So it came as lit­tle sur­prise when in late 2017 Joseph DeLoren­zo, a for­mer lead­ing Demo­c­ra­t­ic Par­ty offi­cial, lam­bast­ed Ran­glin-Vas­sell as very pro­gres­sive.” Speak­ing of the par­ty, he said, I just don’t like where we are going.” DeLoren­zo lat­er quit the par­ty alto­geth­er, claim­ing it was mov­ing too far to the left. 

Ran­glin-Vas­sell calls such neg­a­tive feed­back noise.” My fight is about jus­tice, it’s about envi­ron­men­tal jus­tice,” says Ran­glin-Vas­sell. What I have been doing in the leg­is­la­ture is what I’ve done since I was grow­ing up in Kingston, Jamaica — fight­ing for peo­ple. Fight­ing for health care and food for peo­ple liv­ing in poverty.

Frankly there are a lot of DINOs (Democ­rats in Name Only) in Rhode Island” says Ran­glin-Vas­sell. But I don’t pay atten­tion to them. I pay atten­tion to the fight. Is it too pro­gres­sive to say hot lunch­es for kids’? Is it too pro­gres­sive to say fund schools, not pris­ons’? Too pro­gres­sive to work to reduce gun violence?”

What are the next steps for Ran­glin-Vas­sell and her allies in the state leg­is­la­ture? Ran­glin-Vas­sell says she’s work­ing hard to pass a $15 min­i­mum wage, and an equal pay act in the leg­is­la­ture to address racial and gen­der pay dis­par­i­ties. She plans to intro­duce leg­is­la­tion to end school dis­tricts’ sham­ing of chil­dren for hav­ing school lunch debt and to increase Med­ic­aid provider pay­ments so that poor peo­ple won’t be denied care. Ran­glin-Vas­sell is also co-spon­sor­ing a statewide sin­gle-pay­er health­care bill. And she’s work­ing to make sure she has more pro­gres­sive allies in the leg­is­la­ture after the 2018 elec­tions — espe­cial­ly women and peo­ple of color.

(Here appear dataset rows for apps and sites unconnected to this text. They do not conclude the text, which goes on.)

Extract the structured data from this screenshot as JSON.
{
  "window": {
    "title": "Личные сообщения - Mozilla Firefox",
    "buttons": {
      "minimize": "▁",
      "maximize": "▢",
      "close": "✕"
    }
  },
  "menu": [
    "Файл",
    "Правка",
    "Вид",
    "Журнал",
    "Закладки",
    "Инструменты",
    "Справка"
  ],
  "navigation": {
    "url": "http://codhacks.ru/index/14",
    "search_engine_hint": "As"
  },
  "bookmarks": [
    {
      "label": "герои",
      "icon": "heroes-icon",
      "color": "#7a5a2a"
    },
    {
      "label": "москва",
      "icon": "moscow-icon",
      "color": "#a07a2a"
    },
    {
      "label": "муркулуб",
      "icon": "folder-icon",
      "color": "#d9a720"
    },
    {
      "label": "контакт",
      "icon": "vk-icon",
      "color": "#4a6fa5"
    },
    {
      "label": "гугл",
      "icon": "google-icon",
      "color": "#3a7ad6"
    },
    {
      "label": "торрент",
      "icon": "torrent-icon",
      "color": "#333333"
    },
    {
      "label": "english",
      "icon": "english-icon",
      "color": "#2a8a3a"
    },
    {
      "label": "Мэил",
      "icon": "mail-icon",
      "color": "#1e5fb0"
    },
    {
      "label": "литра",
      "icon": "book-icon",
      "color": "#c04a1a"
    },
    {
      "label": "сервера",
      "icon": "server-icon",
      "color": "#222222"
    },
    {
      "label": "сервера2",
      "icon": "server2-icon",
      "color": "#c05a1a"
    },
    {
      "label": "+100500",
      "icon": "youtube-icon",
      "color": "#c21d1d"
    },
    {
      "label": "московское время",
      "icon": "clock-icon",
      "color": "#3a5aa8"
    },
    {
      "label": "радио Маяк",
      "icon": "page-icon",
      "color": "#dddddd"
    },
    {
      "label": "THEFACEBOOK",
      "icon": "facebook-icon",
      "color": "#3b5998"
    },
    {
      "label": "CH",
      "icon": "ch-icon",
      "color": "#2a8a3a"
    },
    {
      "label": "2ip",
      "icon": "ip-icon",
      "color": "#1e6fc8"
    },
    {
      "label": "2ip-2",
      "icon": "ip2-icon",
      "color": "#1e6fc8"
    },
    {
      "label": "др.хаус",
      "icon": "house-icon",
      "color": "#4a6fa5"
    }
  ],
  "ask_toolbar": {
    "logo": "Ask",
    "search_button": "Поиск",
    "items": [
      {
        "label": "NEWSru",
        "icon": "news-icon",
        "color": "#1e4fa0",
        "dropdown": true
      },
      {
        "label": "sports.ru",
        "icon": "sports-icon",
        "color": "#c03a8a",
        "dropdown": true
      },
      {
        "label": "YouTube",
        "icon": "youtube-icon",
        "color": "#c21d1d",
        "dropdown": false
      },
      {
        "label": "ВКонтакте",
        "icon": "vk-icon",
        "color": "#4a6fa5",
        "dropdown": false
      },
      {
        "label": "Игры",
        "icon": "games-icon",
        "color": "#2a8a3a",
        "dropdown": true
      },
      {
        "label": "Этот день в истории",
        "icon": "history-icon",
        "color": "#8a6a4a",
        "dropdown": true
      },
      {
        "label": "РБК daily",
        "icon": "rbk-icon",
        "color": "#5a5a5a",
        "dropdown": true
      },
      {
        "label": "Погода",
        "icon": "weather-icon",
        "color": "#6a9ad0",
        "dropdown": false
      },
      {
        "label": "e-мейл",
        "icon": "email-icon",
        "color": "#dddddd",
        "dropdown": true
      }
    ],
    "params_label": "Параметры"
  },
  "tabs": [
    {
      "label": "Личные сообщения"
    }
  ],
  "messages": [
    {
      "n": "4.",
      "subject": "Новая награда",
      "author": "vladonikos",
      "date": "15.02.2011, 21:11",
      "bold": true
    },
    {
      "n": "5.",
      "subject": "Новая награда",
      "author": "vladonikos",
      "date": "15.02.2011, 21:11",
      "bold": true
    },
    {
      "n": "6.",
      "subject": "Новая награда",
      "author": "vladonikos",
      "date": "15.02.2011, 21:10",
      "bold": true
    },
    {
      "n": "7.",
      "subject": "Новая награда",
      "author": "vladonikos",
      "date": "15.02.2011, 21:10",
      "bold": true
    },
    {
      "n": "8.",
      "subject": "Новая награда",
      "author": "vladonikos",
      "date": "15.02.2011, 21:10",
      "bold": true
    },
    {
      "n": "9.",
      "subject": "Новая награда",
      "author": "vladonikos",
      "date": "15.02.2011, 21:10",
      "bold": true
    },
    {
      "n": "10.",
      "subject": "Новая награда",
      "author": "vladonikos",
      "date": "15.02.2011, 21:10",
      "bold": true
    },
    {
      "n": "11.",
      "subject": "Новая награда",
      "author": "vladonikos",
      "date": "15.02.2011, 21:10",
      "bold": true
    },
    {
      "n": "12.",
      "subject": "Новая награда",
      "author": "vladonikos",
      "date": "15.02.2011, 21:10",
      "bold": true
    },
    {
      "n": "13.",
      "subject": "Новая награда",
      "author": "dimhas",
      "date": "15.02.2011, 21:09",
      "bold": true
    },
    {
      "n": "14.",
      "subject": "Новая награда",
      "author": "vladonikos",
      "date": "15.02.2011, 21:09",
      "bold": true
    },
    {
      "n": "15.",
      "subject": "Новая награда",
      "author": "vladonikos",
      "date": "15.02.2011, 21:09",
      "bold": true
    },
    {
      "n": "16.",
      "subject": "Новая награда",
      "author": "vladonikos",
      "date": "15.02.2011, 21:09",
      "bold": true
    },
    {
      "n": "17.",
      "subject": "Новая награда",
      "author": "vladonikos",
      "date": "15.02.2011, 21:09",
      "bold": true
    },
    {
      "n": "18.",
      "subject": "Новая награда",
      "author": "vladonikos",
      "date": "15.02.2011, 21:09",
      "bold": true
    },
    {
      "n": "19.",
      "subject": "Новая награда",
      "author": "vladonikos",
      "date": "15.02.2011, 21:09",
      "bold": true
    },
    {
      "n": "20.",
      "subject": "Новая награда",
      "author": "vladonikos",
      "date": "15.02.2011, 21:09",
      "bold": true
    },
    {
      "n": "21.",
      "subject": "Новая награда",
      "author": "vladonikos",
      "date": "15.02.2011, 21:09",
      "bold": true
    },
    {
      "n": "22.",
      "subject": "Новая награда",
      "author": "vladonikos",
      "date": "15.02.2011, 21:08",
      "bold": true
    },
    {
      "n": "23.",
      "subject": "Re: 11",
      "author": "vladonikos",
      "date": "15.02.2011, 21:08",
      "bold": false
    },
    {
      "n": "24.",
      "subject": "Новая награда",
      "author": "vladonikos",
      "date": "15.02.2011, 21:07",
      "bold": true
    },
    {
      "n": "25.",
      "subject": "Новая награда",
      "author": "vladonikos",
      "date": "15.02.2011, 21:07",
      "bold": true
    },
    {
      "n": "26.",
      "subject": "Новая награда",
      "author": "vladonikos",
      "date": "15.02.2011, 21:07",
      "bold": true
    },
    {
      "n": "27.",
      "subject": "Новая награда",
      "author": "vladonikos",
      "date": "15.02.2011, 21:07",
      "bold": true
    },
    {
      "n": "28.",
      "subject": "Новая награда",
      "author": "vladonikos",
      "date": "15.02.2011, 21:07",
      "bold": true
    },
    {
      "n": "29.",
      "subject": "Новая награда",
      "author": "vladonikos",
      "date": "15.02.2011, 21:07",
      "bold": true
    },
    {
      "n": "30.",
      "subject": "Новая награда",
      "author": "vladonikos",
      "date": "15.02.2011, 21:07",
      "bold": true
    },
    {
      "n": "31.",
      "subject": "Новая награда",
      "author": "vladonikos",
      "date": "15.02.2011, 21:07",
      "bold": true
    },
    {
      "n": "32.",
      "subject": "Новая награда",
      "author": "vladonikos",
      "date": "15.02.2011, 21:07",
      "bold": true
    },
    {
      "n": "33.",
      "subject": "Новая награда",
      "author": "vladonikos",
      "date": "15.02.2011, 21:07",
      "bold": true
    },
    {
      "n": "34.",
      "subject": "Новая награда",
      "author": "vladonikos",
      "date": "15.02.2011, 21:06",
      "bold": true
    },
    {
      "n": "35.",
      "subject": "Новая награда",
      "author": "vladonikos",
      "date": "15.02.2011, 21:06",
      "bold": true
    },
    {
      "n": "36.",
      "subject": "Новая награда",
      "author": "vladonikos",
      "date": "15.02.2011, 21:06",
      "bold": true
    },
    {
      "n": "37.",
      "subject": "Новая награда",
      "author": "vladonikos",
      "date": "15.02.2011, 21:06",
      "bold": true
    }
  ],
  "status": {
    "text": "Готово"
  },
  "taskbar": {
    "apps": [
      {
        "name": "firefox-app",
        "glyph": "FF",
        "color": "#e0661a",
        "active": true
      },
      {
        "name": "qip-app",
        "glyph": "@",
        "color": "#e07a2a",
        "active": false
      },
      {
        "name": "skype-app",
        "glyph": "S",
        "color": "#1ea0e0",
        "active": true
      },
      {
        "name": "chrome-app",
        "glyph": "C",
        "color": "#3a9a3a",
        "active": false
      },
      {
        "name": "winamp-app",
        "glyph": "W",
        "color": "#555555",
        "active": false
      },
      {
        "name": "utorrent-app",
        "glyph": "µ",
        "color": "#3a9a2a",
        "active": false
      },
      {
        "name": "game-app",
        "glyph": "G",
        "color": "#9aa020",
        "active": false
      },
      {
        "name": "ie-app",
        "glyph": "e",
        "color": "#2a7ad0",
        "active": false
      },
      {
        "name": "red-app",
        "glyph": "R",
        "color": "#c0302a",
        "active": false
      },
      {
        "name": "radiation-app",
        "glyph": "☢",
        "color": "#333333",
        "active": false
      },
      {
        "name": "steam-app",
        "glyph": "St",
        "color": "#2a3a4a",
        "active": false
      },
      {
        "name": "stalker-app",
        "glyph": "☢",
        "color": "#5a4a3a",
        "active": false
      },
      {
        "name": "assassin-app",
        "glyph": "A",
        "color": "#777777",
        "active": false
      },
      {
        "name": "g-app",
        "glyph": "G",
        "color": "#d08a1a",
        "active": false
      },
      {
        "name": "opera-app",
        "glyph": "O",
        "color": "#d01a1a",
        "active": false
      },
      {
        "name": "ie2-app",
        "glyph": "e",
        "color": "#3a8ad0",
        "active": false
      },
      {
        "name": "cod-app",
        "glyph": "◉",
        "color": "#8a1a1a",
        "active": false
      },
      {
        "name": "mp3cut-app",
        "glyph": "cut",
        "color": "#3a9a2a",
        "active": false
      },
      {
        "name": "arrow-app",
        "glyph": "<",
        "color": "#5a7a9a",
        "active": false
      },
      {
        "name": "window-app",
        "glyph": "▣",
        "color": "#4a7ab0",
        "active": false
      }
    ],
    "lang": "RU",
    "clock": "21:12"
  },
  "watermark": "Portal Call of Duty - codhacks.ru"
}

When women run, we win,” says Ran­glin-Vas­sell. We need to be at the lead­er­ship table. If the Demo­c­ra­t­ic Par­ty wants to move an agen­da for Black and brown peo­ple, they can­not take us for grant­ed. We’re try­ing to mobi­lize peo­ple who have his­tor­i­cal­ly not been engaged. We’re going to vote and we’re not going be tak­en for grant­ed any­more. The Demo­c­ra­t­ic Par­ty local­ly and nation­al­ly has been tak­ing the Black vote for grant­ed and they need to stop.”

Matthew Cun­ning­ham-Cook is a labor researcher and writer liv­ing in Prince George’s Coun­ty, Mary­land. You can con­tact him at m.cunninghamcook [at] gmail​.com.
Subscribe and Save 66%

Less than $1.67 an issue